(Data records for software interfaces)
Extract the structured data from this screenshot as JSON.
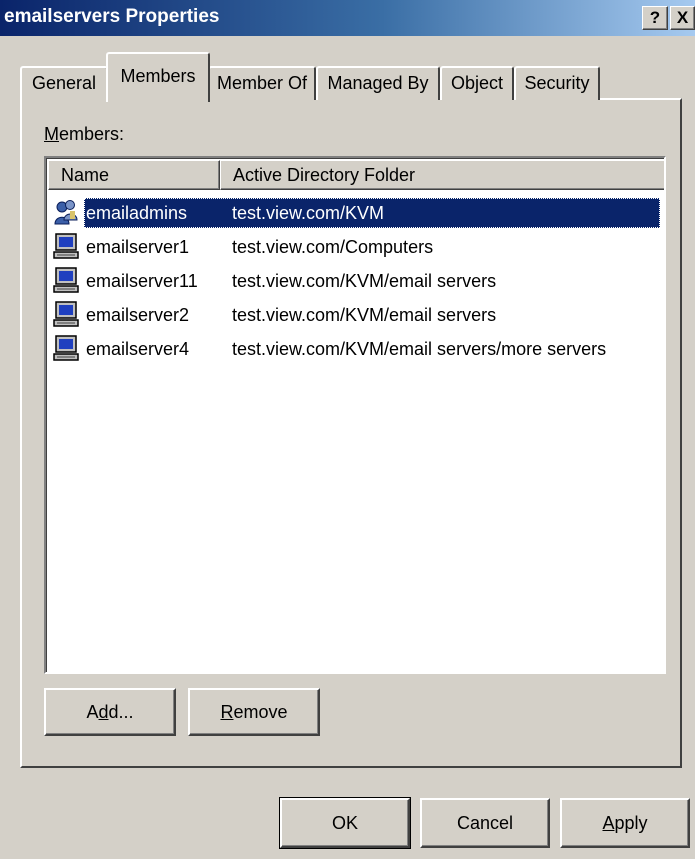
{
  "window": {
    "title": "emailservers Properties",
    "help_button": "?",
    "close_button": "X"
  },
  "tabs": [
    {
      "label": "General",
      "active": false
    },
    {
      "label": "Members",
      "active": true
    },
    {
      "label": "Member Of",
      "active": false
    },
    {
      "label": "Managed By",
      "active": false
    },
    {
      "label": "Object",
      "active": false
    },
    {
      "label": "Security",
      "active": false
    }
  ],
  "members": {
    "label_prefix": "M",
    "label_rest": "embers:",
    "columns": [
      "Name",
      "Active Directory Folder"
    ],
    "rows": [
      {
        "icon": "user-group-icon",
        "name": "emailadmins",
        "folder": "test.view.com/KVM",
        "selected": true
      },
      {
        "icon": "computer-icon",
        "name": "emailserver1",
        "folder": "test.view.com/Computers",
        "selected": false
      },
      {
        "icon": "computer-icon",
        "name": "emailserver11",
        "folder": "test.view.com/KVM/email servers",
        "selected": false
      },
      {
        "icon": "computer-icon",
        "name": "emailserver2",
        "folder": "test.view.com/KVM/email servers",
        "selected": false
      },
      {
        "icon": "computer-icon",
        "name": "emailserver4",
        "folder": "test.view.com/KVM/email servers/more servers",
        "selected": false
      }
    ]
  },
  "buttons": {
    "add_pre": "A",
    "add_ul": "d",
    "add_post": "d...",
    "remove_ul": "R",
    "remove_post": "emove",
    "ok": "OK",
    "cancel": "Cancel",
    "apply_ul": "A",
    "apply_post": "pply"
  },
  "colors": {
    "titlebar_start": "#0a246a",
    "titlebar_end": "#a6caf0",
    "selection": "#0a246a",
    "face": "#d4d0c8"
  }
}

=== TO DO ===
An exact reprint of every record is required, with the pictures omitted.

=== SOLVED EXERCISE ===
Extract the structured data from this screenshot as JSON.
{
  "window": {
    "title": "emailservers Properties",
    "help_button": "?",
    "close_button": "X"
  },
  "tabs": [
    {
      "label": "General",
      "active": false
    },
    {
      "label": "Members",
      "active": true
    },
    {
      "label": "Member Of",
      "active": false
    },
    {
      "label": "Managed By",
      "active": false
    },
    {
      "label": "Object",
      "active": false
    },
    {
      "label": "Security",
      "active": false
    }
  ],
  "members": {
    "label_prefix": "M",
    "label_rest": "embers:",
    "columns": [
      "Name",
      "Active Directory Folder"
    ],
    "rows": [
      {
        "icon": "user-group-icon",
        "name": "emailadmins",
        "folder": "test.view.com/KVM",
        "selected": true
      },
      {
        "icon": "computer-icon",
        "name": "emailserver1",
        "folder": "test.view.com/Computers",
        "selected": false
      },
      {
        "icon": "computer-icon",
        "name": "emailserver11",
        "folder": "test.view.com/KVM/email servers",
        "selected": false
      },
      {
        "icon": "computer-icon",
        "name": "emailserver2",
        "folder": "test.view.com/KVM/email servers",
        "selected": false
      },
      {
        "icon": "computer-icon",
        "name": "emailserver4",
        "folder": "test.view.com/KVM/email servers/more servers",
        "selected": false
      }
    ]
  },
  "buttons": {
    "add_pre": "A",
    "add_ul": "d",
    "add_post": "d...",
    "remove_ul": "R",
    "remove_post": "emove",
    "ok": "OK",
    "cancel": "Cancel",
    "apply_ul": "A",
    "apply_post": "pply"
  },
  "colors": {
    "titlebar_start": "#0a246a",
    "titlebar_end": "#a6caf0",
    "selection": "#0a246a",
    "face": "#d4d0c8"
  }
}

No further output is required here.